Restate the entries below word for word, omitting nothing.
---------- Provided entries ----------
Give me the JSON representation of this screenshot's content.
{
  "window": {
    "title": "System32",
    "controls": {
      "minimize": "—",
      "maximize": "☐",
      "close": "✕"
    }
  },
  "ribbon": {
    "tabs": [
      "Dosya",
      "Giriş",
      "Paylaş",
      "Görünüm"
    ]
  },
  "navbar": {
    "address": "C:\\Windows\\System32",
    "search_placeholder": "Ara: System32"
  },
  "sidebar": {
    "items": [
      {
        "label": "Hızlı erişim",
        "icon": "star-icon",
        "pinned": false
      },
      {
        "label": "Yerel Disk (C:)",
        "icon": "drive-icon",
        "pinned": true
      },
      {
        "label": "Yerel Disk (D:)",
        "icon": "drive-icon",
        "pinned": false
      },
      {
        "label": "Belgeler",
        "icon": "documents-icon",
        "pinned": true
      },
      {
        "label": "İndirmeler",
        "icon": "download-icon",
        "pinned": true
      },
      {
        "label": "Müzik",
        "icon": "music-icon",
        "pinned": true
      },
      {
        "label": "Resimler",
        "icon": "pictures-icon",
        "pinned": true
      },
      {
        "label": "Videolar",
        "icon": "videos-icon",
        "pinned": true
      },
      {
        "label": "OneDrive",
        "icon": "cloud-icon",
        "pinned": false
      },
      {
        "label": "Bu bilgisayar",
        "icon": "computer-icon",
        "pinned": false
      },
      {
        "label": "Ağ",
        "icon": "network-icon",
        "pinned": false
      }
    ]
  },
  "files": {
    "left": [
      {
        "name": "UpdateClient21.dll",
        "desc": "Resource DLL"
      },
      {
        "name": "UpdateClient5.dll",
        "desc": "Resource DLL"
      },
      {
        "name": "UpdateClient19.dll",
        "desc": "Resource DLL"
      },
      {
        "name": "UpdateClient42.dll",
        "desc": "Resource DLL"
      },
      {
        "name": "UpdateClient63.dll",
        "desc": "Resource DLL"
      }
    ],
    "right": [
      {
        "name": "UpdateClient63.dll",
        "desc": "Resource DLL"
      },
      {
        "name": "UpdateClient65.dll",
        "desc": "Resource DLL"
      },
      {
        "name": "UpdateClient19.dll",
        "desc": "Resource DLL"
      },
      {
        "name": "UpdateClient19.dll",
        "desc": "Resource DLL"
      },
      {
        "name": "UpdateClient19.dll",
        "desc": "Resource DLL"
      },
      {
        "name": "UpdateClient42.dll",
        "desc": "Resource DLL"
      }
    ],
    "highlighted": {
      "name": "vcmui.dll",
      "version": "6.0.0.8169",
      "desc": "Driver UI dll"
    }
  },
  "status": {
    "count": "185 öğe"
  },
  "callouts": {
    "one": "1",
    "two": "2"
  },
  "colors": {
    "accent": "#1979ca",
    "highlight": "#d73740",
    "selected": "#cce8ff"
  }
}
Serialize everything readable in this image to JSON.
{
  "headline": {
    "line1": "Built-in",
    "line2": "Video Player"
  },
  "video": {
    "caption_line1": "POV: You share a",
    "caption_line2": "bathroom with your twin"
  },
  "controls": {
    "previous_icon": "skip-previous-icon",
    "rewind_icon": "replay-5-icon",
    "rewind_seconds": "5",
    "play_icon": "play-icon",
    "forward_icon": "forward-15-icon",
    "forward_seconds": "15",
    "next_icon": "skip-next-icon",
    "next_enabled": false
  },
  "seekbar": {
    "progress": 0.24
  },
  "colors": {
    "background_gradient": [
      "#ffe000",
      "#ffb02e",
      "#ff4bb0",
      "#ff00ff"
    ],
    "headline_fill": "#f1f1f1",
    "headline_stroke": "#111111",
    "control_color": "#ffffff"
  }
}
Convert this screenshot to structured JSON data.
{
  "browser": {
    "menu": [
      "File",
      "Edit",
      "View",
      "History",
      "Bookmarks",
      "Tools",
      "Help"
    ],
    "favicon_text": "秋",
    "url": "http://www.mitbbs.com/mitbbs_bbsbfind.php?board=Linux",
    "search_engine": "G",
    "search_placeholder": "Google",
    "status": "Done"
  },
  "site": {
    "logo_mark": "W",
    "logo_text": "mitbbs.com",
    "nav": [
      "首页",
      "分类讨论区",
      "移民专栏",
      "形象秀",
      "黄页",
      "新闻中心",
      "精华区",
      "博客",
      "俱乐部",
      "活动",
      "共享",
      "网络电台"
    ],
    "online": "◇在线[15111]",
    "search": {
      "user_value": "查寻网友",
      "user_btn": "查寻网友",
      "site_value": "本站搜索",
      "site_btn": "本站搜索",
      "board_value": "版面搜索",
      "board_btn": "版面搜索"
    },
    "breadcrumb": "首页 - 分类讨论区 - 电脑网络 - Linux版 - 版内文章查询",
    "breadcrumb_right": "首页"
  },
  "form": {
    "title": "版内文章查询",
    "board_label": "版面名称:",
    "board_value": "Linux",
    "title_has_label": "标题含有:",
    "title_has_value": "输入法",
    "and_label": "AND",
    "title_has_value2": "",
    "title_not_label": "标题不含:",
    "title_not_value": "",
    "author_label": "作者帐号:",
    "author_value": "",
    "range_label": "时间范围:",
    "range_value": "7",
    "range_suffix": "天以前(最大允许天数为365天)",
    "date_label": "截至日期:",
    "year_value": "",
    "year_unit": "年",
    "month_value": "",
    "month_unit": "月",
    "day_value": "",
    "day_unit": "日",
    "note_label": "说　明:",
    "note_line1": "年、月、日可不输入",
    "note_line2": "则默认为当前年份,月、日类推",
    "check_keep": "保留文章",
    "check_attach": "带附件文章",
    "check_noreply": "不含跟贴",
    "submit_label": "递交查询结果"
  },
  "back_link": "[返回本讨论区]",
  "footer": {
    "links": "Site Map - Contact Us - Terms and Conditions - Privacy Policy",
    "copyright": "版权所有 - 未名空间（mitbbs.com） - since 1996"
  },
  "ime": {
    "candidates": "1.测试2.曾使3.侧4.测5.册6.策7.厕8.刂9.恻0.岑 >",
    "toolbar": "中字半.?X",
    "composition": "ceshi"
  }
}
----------
- Answer section:
Give me the JSON representation of this screenshot's content.
{
  "window": {
    "title": "System32",
    "controls": {
      "minimize": "—",
      "maximize": "☐",
      "close": "✕"
    }
  },
  "ribbon": {
    "tabs": [
      "Dosya",
      "Giriş",
      "Paylaş",
      "Görünüm"
    ]
  },
  "navbar": {
    "address": "C:\\Windows\\System32",
    "search_placeholder": "Ara: System32"
  },
  "sidebar": {
    "items": [
      {
        "label": "Hızlı erişim",
        "icon": "star-icon",
        "pinned": false
      },
      {
        "label": "Yerel Disk (C:)",
        "icon": "drive-icon",
        "pinned": true
      },
      {
        "label": "Yerel Disk (D:)",
        "icon": "drive-icon",
        "pinned": false
      },
      {
        "label": "Belgeler",
        "icon": "documents-icon",
        "pinned": true
      },
      {
        "label": "İndirmeler",
        "icon": "download-icon",
        "pinned": true
      },
      {
        "label": "Müzik",
        "icon": "music-icon",
        "pinned": true
      },
      {
        "label": "Resimler",
        "icon": "pictures-icon",
        "pinned": true
      },
      {
        "label": "Videolar",
        "icon": "videos-icon",
        "pinned": true
      },
      {
        "label": "OneDrive",
        "icon": "cloud-icon",
        "pinned": false
      },
      {
        "label": "Bu bilgisayar",
        "icon": "computer-icon",
        "pinned": false
      },
      {
        "label": "Ağ",
        "icon": "network-icon",
        "pinned": false
      }
    ]
  },
  "files": {
    "left": [
      {
        "name": "UpdateClient21.dll",
        "desc": "Resource DLL"
      },
      {
        "name": "UpdateClient5.dll",
        "desc": "Resource DLL"
      },
      {
        "name": "UpdateClient19.dll",
        "desc": "Resource DLL"
      },
      {
        "name": "UpdateClient42.dll",
        "desc": "Resource DLL"
      },
      {
        "name": "UpdateClient63.dll",
        "desc": "Resource DLL"
      }
    ],
    "right": [
      {
        "name": "UpdateClient63.dll",
        "desc": "Resource DLL"
      },
      {
        "name": "UpdateClient65.dll",
        "desc": "Resource DLL"
      },
      {
        "name": "UpdateClient19.dll",
        "desc": "Resource DLL"
      },
      {
        "name": "UpdateClient19.dll",
        "desc": "Resource DLL"
      },
      {
        "name": "UpdateClient19.dll",
        "desc": "Resource DLL"
      },
      {
        "name": "UpdateClient42.dll",
        "desc": "Resource DLL"
      }
    ],
    "highlighted": {
      "name": "vcmui.dll",
      "version": "6.0.0.8169",
      "desc": "Driver UI dll"
    }
  },
  "status": {
    "count": "185 öğe"
  },
  "callouts": {
    "one": "1",
    "two": "2"
  },
  "colors": {
    "accent": "#1979ca",
    "highlight": "#d73740",
    "selected": "#cce8ff"
  }
}
Serialize everything readable in this image to JSON.
{
  "headline": {
    "line1": "Built-in",
    "line2": "Video Player"
  },
  "video": {
    "caption_line1": "POV: You share a",
    "caption_line2": "bathroom with your twin"
  },
  "controls": {
    "previous_icon": "skip-previous-icon",
    "rewind_icon": "replay-5-icon",
    "rewind_seconds": "5",
    "play_icon": "play-icon",
    "forward_icon": "forward-15-icon",
    "forward_seconds": "15",
    "next_icon": "skip-next-icon",
    "next_enabled": false
  },
  "seekbar": {
    "progress": 0.24
  },
  "colors": {
    "background_gradient": [
      "#ffe000",
      "#ffb02e",
      "#ff4bb0",
      "#ff00ff"
    ],
    "headline_fill": "#f1f1f1",
    "headline_stroke": "#111111",
    "control_color": "#ffffff"
  }
}
Convert this screenshot to structured JSON data.
{
  "browser": {
    "menu": [
      "File",
      "Edit",
      "View",
      "History",
      "Bookmarks",
      "Tools",
      "Help"
    ],
    "favicon_text": "秋",
    "url": "http://www.mitbbs.com/mitbbs_bbsbfind.php?board=Linux",
    "search_engine": "G",
    "search_placeholder": "Google",
    "status": "Done"
  },
  "site": {
    "logo_mark": "W",
    "logo_text": "mitbbs.com",
    "nav": [
      "首页",
      "分类讨论区",
      "移民专栏",
      "形象秀",
      "黄页",
      "新闻中心",
      "精华区",
      "博客",
      "俱乐部",
      "活动",
      "共享",
      "网络电台"
    ],
    "online": "◇在线[15111]",
    "search": {
      "user_value": "查寻网友",
      "user_btn": "查寻网友",
      "site_value": "本站搜索",
      "site_btn": "本站搜索",
      "board_value": "版面搜索",
      "board_btn": "版面搜索"
    },
    "breadcrumb": "首页 - 分类讨论区 - 电脑网络 - Linux版 - 版内文章查询",
    "breadcrumb_right": "首页"
  },
  "form": {
    "title": "版内文章查询",
    "board_label": "版面名称:",
    "board_value": "Linux",
    "title_has_label": "标题含有:",
    "title_has_value": "输入法",
    "and_label": "AND",
    "title_has_value2": "",
    "title_not_label": "标题不含:",
    "title_not_value": "",
    "author_label": "作者帐号:",
    "author_value": "",
    "range_label": "时间范围:",
    "range_value": "7",
    "range_suffix": "天以前(最大允许天数为365天)",
    "date_label": "截至日期:",
    "year_value": "",
    "year_unit": "年",
    "month_value": "",
    "month_unit": "月",
    "day_value": "",
    "day_unit": "日",
    "note_label": "说　明:",
    "note_line1": "年、月、日可不输入",
    "note_line2": "则默认为当前年份,月、日类推",
    "check_keep": "保留文章",
    "check_attach": "带附件文章",
    "check_noreply": "不含跟贴",
    "submit_label": "递交查询结果"
  },
  "back_link": "[返回本讨论区]",
  "footer": {
    "links": "Site Map - Contact Us - Terms and Conditions - Privacy Policy",
    "copyright": "版权所有 - 未名空间（mitbbs.com） - since 1996"
  },
  "ime": {
    "candidates": "1.测试2.曾使3.侧4.测5.册6.策7.厕8.刂9.恻0.岑 >",
    "toolbar": "中字半.?X",
    "composition": "ceshi"
  }
}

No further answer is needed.